Volunteer Qualifications

RESET volunteers are scientists, technologists, engineers, and mathematicians (STEM). They typically have both an educational and occupational background in a STEM field. Some of our volunteers are still in college or graduate school, while others are working or retired professionals. RESET has a special program for high school students interested in volunteering with younger students in after-school programs. Volunteers are not required to have teaching experience. However, all of our volunteers are passionate about engaging young people in science, engineering, and math learning.

Program Components

• Introductions to Real Scientists—‘Hello, I’m a Computer Programmer . . .’

RESET makes a point of introducing children to STEM professions and jobs. One of our principal aims is to get children interested in these fields so they will consider taking science and math classes in high school and even go on to pursue a STEM career. Most students will have little knowledge of the kinds of jobs and work scientists do. We encourage you to take some time during your RESET sessions to share some of your STEM experiences with the children. After introducing yourself and what type of scientist or engineer you are, you might ask the children what they want to be when they grow up. Share with them how you got interested in your field. Explain your educational background. What are some of the more fascinating things you or your colleagues do in your profession? This is a good opportunity to let the children know that the math and science they are learning now is important in every profession in today’s world.

• The Experiments—Hands-On, Inquiry-Based Learning

Hands-on experiments and exercises are the cornerstone of the RESET program. We believe that students learn best by “doing.” In RESET’s classroom programs, one of the first things you will do is present your teacher with a list of the experiments you would like to conduct during your six classroom sessions. You and your teacher will create an outline of the experiments and determine what activities will be hands-on. You will probably want to divide the class into smaller groups so every student has numerous opportunities for hands-on experiences. You will also want to set aside time at the beginning of each session to demonstrate and explain the objective of the experiment.

In out-of-school day programs, discuss the plans for your STEM activities with the program director or community organization leader. Obtain information about the venue, the set-up for the session(s), and the number and age range of the participating children.

RESET encourages children to see STEM as useful, relevant, and EXCITING—subjects that have a strong connection to their lives and to their futures. Volunteers are challenged to find ways to motivate children to appreciate their world and how the sciences have improved their lives. Advise students of the value of learning by trial and error as key to discovery and innovation.

• The Field Trip—Learning by Doing

The RESET classroom program concludes with a field trip to a science museum, laboratory or other STEM-related site. Volunteers often select venues that will reinforce the learning the children have experienced during their RESET sessions together. Some volunteers have taken their students to a college campus to observe students in a laboratory. You will want to discuss different possibilities with your teacher. You are responsible for making arrangements with the staff at the site the class will visit. You should do this early in your program, as you may need to make reservations for the venue and transportation well in advance.

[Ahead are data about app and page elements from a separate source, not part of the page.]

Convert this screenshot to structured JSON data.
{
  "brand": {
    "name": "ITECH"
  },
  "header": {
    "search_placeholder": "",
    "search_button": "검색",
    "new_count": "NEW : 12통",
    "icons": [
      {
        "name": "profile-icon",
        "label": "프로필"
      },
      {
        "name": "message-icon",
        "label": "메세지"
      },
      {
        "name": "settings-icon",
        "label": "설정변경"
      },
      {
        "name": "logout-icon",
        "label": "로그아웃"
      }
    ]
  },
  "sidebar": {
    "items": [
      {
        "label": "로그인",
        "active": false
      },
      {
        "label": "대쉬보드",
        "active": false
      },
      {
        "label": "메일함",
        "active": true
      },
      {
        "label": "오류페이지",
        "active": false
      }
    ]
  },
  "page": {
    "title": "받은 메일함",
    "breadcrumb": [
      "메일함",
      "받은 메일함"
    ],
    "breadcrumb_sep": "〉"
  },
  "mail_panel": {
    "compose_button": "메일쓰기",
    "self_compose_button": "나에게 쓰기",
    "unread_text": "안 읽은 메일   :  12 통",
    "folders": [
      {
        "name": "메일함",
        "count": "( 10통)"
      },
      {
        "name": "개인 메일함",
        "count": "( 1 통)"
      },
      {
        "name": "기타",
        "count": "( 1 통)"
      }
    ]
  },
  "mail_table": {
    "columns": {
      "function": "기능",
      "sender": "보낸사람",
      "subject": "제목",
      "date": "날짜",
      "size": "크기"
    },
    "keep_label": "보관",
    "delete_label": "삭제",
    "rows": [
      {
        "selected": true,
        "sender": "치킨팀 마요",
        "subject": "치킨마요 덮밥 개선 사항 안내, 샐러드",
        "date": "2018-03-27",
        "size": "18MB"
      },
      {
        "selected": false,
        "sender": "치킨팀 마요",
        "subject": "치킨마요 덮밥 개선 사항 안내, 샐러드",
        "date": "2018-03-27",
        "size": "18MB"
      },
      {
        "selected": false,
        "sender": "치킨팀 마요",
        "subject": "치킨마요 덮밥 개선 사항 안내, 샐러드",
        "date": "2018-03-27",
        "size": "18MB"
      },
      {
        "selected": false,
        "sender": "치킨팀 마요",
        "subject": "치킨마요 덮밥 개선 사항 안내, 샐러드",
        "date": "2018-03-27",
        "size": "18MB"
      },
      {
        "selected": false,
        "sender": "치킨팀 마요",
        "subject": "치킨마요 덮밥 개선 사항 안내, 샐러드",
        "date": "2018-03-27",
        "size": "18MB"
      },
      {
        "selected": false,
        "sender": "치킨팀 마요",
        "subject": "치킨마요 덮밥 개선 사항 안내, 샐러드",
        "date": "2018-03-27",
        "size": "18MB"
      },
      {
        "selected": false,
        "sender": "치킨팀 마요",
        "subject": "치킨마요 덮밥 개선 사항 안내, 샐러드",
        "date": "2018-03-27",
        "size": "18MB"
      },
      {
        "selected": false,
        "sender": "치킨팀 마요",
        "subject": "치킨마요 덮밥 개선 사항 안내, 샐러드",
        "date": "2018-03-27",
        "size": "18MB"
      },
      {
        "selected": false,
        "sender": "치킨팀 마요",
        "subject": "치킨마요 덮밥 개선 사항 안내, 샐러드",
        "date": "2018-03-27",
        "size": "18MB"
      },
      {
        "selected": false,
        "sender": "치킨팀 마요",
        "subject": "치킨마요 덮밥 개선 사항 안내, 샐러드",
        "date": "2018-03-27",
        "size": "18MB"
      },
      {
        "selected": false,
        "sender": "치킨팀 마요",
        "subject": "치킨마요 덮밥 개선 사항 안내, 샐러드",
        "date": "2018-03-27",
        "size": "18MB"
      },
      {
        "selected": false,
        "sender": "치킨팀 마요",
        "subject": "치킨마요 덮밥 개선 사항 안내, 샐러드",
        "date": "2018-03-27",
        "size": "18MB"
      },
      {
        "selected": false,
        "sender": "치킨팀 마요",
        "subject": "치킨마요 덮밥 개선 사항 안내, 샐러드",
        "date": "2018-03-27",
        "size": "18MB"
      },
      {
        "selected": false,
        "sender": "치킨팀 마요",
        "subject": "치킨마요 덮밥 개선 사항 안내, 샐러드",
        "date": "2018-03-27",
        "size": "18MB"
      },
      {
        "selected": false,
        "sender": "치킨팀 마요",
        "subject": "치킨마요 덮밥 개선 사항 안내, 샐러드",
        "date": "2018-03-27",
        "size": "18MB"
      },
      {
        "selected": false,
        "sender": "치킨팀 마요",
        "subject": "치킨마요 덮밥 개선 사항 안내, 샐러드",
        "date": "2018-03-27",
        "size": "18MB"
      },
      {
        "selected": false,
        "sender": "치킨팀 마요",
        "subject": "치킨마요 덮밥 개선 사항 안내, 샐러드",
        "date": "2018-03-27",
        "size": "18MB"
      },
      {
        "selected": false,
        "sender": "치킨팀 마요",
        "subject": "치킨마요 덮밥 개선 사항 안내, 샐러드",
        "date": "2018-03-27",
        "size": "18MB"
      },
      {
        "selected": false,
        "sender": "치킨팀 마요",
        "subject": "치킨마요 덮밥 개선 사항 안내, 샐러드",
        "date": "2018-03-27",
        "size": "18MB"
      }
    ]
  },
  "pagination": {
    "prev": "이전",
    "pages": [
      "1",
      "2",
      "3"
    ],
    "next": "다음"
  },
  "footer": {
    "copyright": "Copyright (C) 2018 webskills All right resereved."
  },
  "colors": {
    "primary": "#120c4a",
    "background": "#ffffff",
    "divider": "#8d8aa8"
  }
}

The teacher is responsible for making arrangements for permission slips and chaperones. Please call or email RESET staff regarding the dates of the trip, what time you will need the bus at the school, the destination drop-off point, and when you will leave the site to return to the school. RESET staff will send you confirmation of the bus reservation. Provide your phone number, the phone number of the school, and the name of your teacher in case the driver needs to inform you of a delay in bus arrival.

Below is a list of some of RESET’s most popular field trip venues:

  • Cosmic Adventures Traveling Planetarium (at the school)
  • Historical Electronics Museum
  • Living Classrooms Science Cruise
  • Marian Koshland Science Museum of the National Academy of Sciences
  • NASA’s Goddard Space Flight Center
  • National Aquarium at Baltimore
  • National Electronics Museum
  • National Zoo
  • Rock Creek Park Nature Center and Planetarium
  • Smithsonian Institution’s National Air and Space Museum
  • Smithsonian Institution’s National Museum of Natural History
  • Stephen F. Udvar-Hazy National Air and Space Museum
  • Under the Sea (at the school)

RESET’s Educational Philosophy

The RESET program is an innovative teaching model based on the premise that children must enjoy stimulating and meaningful experiences with STEM subjects as early as possible to sustain interest, motivation, and performance in these subjects throughout their educational careers. Using professional scientists to teach the ABCs of science and math to children is a powerful and effective means of nurturing literacy that can be implemented by teachers themselves. It also communicates scientific behaviors and concepts that enable teachers to observe and then replicate scientific thinking.

The RESET program also takes an innovative stance concerning science learning capacity, retention and impact, challenging the assumption that very young children are not enduringly influenced by early experiences with science or sophisticated enough to learn and retain science vocabulary and ideas.